What does it take to be a good legal scholar?

Friday, October 6, 2006

Said prof Solum in his blog, in order to be a good law scientist one must master:

1. Normative legal theory--every legal academic should be able to understand the structure and assumptions of normative legal arguments.

2. Law and economics--every legal academic should understand the basic concepts of contemporary law and economics (including basic microeconomics).

3. Empirical legal methods--every legal academic should be able to interpret an empirical study, grasp the meaning of measures of statistical significance, understand the limits of basic empirical methods such as survey research, and understand the basic statistical tools, such as multiple regression analysis.

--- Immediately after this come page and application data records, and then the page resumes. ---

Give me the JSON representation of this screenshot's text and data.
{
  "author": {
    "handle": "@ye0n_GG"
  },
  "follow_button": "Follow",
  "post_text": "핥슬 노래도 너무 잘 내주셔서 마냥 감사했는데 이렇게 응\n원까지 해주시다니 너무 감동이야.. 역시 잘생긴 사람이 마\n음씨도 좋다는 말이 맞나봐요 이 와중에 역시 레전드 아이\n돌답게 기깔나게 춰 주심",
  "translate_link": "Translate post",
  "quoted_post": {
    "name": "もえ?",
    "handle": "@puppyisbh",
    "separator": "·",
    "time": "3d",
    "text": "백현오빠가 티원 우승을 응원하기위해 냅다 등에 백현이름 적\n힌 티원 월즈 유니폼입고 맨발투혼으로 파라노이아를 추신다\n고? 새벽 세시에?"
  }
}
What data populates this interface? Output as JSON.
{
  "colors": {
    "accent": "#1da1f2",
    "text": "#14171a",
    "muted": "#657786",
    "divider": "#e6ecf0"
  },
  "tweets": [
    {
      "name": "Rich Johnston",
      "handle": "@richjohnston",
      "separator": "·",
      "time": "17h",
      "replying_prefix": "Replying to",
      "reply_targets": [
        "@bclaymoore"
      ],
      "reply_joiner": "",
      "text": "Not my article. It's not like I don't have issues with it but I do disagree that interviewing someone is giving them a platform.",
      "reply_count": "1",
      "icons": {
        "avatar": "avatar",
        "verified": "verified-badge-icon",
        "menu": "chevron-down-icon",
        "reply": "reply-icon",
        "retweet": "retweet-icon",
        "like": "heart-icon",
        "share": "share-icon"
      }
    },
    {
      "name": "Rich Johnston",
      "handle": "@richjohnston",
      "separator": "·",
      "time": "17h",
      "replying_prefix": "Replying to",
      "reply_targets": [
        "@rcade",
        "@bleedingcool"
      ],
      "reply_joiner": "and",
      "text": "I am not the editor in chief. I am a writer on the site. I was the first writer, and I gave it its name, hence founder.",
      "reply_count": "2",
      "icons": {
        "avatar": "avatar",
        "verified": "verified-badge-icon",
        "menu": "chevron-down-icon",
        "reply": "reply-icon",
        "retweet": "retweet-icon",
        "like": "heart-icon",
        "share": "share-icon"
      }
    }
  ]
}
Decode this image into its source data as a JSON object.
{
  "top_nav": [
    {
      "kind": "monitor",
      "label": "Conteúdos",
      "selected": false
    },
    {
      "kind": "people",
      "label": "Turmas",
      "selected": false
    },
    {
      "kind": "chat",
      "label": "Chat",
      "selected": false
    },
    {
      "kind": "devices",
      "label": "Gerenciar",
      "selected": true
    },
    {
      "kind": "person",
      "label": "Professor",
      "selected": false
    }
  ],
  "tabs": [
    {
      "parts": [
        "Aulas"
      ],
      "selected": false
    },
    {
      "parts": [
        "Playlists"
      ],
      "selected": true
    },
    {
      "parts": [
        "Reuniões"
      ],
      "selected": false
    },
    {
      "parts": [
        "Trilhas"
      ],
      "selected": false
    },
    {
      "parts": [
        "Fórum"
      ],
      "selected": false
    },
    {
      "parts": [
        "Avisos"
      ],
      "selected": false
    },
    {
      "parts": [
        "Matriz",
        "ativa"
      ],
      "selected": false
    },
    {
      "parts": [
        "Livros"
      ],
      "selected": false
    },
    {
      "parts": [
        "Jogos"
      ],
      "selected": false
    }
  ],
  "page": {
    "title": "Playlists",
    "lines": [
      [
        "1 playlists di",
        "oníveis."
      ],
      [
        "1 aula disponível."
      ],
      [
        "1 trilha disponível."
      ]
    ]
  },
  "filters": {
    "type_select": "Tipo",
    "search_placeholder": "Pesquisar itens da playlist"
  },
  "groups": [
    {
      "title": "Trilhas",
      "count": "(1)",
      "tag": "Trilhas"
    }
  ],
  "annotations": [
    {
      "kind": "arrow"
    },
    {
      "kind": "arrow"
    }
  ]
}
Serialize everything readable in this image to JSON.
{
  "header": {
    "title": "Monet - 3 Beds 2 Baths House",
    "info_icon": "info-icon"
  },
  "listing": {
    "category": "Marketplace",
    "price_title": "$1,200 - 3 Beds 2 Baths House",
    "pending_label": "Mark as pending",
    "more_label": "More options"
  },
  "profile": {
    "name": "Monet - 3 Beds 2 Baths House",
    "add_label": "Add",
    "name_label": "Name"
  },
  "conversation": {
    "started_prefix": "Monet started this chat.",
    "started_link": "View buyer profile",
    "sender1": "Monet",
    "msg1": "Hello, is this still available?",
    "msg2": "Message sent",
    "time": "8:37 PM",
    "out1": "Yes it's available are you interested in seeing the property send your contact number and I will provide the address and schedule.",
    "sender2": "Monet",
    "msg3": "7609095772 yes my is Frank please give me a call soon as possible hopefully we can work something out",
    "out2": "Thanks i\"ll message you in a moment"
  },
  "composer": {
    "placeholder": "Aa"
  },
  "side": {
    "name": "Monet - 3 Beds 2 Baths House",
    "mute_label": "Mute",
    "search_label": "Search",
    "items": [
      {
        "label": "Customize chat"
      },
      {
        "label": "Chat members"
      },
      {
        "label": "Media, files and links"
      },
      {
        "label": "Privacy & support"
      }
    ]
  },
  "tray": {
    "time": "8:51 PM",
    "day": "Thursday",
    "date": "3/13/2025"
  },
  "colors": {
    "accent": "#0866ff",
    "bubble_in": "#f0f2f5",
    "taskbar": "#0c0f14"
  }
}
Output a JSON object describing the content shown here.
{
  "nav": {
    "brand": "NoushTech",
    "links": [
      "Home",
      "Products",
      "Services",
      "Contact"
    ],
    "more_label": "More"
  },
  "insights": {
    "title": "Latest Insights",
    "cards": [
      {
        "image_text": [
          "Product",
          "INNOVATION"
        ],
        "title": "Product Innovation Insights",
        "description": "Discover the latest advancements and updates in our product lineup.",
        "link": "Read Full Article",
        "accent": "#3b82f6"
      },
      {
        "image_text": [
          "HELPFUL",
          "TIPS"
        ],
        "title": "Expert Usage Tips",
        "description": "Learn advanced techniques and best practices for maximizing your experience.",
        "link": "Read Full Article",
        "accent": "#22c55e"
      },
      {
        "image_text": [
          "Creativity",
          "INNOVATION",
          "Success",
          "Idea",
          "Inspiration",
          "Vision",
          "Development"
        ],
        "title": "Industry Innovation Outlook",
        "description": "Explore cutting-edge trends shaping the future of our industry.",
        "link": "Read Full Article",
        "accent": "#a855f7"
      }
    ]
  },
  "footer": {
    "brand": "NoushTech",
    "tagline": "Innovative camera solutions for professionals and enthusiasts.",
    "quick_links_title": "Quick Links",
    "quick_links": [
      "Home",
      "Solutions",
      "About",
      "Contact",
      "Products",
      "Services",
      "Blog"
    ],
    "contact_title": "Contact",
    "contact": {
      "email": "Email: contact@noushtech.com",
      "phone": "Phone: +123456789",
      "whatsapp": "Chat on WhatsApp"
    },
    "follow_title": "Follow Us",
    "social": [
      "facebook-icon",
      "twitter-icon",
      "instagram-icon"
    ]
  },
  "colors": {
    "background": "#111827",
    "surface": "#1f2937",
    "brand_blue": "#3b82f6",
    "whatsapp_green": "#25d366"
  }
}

4. Positive Political Theory & Attitudinalism--every legal academic should have a solid grounding in the quantitative & formal methods that political scientists use to study law.

5. Social Science & History--This is a residual category designed to capture the idea that there are important ideas from sociology, psychology, anthropology, and history with which legal academics need a basic familiarity.

If anyone can comprehend all of those concepts above, I am more than certain that the Law will never be left behind tech developments. I agree with Prof Solum that most legal education today are aimed to produce law clerks and not scholars.

He then continued:

That is, I am not arguing against specialization and for some extreme ideal of the law professor as omnicompetent generalist.

I think specialization is OK, they are inevitable but must be responded with alertness. Why? First, because I think good ideas comes from analogical thinking. Great economic theories comes from biology and physics. Second, hyper specialization is dangerous for legal development. One of the reason why IP law is dull is because the lawyers are dull too. When it comes to the reasonableness of IP regime, I'd appreciate a computer programmer's opinion rather than a lawyer. Lawyers only cite statutes and that's it. Third, let's not forget the trend toward defragmentation of sciences! People do chemistry, biology and physics and all of its branches but when molecular nanotechnology is born, lots of fields may be reduced only to physics and computation!

What I do believe is that every law professor needs core competences in each of these areas. That is, we should not be producing legal academics who have never heard of the Coase theorem, never read H.L.A. Hart, have no idea what a standard deviation is or what a measure of statistical significance is, have no clue what the phrase "positive political theory means," have never read any legal history, don't know what the word "deontology" means, haven't a clue what the debate over "functionalist explanation in the social sciences" was about.

Hmm, I'd really agree to that. I even think that a judge should be able to decide things based on ethical principle, deontology, or towards any theory he is inclined to, so long as it is wrapped in the language of the law.